■ DIRECTIONS ■
Report the count of lines containing the word "this" in these records, with no other text.

[Data records]

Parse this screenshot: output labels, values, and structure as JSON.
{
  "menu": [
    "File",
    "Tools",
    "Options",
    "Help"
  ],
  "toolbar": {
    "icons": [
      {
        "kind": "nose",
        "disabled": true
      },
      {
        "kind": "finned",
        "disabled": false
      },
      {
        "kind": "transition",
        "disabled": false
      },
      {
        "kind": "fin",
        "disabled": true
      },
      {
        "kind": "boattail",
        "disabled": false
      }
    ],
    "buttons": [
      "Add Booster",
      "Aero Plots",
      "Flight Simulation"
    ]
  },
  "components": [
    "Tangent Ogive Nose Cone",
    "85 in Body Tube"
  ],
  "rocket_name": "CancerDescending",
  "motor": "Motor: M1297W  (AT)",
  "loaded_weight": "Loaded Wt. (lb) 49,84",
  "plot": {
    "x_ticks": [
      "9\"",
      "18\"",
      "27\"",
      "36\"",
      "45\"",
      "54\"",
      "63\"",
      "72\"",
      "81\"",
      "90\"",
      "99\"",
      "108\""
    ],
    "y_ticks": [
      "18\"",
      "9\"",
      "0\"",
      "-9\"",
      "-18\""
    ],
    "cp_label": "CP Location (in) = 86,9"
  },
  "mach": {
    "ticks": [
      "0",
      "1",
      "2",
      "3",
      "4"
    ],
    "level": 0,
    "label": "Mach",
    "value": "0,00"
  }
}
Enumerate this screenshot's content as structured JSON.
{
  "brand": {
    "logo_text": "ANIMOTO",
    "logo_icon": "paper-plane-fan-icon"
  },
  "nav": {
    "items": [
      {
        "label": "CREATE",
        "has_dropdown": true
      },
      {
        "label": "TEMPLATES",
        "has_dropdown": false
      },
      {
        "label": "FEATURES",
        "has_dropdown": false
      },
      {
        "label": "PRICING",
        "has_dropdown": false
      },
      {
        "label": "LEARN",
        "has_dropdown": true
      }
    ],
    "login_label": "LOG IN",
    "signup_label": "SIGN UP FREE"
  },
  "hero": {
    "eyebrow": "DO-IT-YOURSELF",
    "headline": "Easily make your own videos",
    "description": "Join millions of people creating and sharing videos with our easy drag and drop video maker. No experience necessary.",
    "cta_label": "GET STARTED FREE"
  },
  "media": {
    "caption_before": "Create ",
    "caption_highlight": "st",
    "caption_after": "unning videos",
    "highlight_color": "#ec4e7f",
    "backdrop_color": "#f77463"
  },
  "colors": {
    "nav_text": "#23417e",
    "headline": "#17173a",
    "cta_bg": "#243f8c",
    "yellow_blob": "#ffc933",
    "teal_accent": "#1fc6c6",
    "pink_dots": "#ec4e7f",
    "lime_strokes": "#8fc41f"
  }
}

■ RESPONSE ■
2